*** Opening EXERCISE DATA ***
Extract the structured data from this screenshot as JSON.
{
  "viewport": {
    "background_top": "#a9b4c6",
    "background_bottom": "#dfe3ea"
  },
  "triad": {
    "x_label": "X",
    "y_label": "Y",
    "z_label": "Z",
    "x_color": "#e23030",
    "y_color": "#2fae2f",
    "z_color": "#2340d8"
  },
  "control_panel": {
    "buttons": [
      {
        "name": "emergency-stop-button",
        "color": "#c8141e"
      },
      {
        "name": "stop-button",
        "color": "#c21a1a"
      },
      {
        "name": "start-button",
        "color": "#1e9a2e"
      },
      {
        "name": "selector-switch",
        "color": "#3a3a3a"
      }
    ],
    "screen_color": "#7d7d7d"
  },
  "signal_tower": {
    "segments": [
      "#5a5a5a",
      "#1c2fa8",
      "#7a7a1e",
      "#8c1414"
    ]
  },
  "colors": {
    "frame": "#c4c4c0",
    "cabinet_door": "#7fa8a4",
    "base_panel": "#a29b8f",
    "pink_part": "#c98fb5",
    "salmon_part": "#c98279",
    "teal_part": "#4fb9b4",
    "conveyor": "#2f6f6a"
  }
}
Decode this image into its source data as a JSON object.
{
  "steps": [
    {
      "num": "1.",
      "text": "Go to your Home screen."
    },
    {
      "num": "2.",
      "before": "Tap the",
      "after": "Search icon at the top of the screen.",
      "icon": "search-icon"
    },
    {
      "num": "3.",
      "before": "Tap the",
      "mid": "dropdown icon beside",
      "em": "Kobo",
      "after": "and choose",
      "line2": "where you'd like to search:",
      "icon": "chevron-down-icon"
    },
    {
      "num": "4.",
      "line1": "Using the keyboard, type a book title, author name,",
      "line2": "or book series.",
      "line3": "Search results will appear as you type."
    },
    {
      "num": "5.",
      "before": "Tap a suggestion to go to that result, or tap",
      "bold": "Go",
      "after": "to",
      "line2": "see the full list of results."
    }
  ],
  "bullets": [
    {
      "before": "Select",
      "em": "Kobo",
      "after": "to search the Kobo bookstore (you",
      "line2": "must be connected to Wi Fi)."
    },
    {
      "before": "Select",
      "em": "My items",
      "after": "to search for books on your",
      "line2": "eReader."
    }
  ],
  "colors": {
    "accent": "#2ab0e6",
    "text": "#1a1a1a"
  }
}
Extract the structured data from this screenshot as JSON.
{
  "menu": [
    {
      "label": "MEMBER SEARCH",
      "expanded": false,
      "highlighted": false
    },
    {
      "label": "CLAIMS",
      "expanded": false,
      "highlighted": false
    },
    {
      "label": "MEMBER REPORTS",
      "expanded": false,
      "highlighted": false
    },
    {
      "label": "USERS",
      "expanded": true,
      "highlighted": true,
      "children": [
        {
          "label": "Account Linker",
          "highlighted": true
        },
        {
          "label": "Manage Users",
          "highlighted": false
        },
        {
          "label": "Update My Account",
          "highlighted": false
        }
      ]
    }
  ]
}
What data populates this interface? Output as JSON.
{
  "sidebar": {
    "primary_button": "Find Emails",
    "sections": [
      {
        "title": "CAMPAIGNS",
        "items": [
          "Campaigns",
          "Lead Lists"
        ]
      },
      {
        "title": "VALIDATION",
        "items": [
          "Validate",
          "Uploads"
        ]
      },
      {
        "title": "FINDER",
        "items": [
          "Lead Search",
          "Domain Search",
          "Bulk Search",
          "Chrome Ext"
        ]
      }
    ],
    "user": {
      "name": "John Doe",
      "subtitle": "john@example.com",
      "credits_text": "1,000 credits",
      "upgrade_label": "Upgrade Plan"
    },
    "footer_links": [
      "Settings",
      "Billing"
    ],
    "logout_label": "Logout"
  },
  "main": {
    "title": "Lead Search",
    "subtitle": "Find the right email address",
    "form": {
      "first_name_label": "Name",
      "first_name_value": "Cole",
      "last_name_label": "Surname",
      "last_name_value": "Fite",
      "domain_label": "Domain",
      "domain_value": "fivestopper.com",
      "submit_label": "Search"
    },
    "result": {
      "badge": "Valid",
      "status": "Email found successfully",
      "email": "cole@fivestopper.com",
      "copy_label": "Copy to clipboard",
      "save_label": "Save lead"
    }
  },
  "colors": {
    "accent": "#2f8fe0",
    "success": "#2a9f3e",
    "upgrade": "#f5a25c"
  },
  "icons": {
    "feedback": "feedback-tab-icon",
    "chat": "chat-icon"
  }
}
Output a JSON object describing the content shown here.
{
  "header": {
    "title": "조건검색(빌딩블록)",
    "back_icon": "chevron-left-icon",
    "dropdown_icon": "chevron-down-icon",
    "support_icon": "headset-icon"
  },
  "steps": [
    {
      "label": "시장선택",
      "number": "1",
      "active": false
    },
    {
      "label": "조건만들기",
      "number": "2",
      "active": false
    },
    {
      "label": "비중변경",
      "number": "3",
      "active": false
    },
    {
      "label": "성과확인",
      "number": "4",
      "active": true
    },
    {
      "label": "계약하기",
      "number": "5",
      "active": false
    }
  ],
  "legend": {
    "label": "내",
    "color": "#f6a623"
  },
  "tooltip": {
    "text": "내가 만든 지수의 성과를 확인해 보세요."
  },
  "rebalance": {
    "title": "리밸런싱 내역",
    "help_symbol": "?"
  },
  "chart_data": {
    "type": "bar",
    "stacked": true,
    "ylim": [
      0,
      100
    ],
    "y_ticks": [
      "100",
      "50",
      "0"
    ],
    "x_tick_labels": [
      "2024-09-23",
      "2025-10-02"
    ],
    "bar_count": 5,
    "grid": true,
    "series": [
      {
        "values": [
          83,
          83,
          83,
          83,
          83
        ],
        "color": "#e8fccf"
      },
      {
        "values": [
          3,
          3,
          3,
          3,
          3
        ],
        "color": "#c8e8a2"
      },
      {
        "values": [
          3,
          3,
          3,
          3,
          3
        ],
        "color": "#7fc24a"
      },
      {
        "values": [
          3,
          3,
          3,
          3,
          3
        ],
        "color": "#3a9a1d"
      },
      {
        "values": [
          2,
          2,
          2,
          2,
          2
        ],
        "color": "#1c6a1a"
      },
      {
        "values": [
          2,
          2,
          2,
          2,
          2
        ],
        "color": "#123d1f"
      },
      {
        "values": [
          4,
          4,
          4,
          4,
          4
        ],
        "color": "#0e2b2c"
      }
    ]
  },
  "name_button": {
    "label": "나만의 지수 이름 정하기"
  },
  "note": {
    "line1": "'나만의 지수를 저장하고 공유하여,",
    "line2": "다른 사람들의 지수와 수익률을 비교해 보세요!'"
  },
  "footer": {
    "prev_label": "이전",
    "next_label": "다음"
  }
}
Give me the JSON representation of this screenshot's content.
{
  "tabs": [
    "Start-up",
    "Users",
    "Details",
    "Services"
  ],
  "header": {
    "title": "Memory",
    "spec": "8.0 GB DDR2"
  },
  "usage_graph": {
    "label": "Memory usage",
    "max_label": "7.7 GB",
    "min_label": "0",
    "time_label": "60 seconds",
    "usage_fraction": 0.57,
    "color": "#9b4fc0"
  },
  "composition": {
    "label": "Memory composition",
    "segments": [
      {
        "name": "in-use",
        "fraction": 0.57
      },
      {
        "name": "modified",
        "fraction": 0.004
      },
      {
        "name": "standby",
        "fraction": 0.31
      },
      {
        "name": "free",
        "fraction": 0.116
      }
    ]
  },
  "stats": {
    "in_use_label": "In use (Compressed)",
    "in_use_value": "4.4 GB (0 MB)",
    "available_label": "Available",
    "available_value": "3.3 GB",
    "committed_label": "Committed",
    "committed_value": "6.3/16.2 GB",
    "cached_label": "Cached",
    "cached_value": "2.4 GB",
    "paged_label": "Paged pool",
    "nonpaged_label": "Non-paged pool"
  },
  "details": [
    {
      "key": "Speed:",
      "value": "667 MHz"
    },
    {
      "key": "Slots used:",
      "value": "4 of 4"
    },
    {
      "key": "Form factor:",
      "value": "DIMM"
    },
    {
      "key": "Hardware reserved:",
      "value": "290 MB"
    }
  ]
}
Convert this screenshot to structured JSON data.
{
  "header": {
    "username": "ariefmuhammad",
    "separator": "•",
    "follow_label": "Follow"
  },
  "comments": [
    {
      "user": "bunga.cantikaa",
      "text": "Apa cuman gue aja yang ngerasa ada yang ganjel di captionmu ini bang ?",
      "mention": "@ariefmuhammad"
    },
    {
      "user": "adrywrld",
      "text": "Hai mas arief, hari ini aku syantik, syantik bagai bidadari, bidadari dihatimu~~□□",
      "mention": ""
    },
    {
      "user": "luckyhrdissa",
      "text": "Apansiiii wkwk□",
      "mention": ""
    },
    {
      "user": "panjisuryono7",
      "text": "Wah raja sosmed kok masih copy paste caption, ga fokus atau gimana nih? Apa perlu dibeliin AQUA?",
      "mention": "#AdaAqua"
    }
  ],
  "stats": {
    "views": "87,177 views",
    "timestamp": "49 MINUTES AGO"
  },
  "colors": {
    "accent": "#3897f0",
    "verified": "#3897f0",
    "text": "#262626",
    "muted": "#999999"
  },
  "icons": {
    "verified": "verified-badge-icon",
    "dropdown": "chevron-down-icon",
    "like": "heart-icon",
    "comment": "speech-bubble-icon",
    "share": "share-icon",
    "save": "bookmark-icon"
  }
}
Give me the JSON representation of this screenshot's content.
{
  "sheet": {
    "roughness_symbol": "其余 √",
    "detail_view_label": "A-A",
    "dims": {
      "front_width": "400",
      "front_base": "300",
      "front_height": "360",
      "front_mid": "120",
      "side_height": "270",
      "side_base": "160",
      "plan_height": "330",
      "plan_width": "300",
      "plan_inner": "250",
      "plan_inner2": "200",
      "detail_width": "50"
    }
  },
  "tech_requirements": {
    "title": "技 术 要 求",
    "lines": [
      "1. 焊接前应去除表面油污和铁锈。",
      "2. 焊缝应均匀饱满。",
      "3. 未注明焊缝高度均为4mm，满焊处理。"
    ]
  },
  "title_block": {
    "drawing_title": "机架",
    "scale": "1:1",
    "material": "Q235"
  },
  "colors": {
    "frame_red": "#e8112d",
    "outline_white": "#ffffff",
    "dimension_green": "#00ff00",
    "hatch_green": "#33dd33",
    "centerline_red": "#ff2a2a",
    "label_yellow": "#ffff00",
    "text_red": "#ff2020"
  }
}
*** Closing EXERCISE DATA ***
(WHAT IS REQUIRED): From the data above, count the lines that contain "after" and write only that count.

(ANSWER FOR THE TASK): 5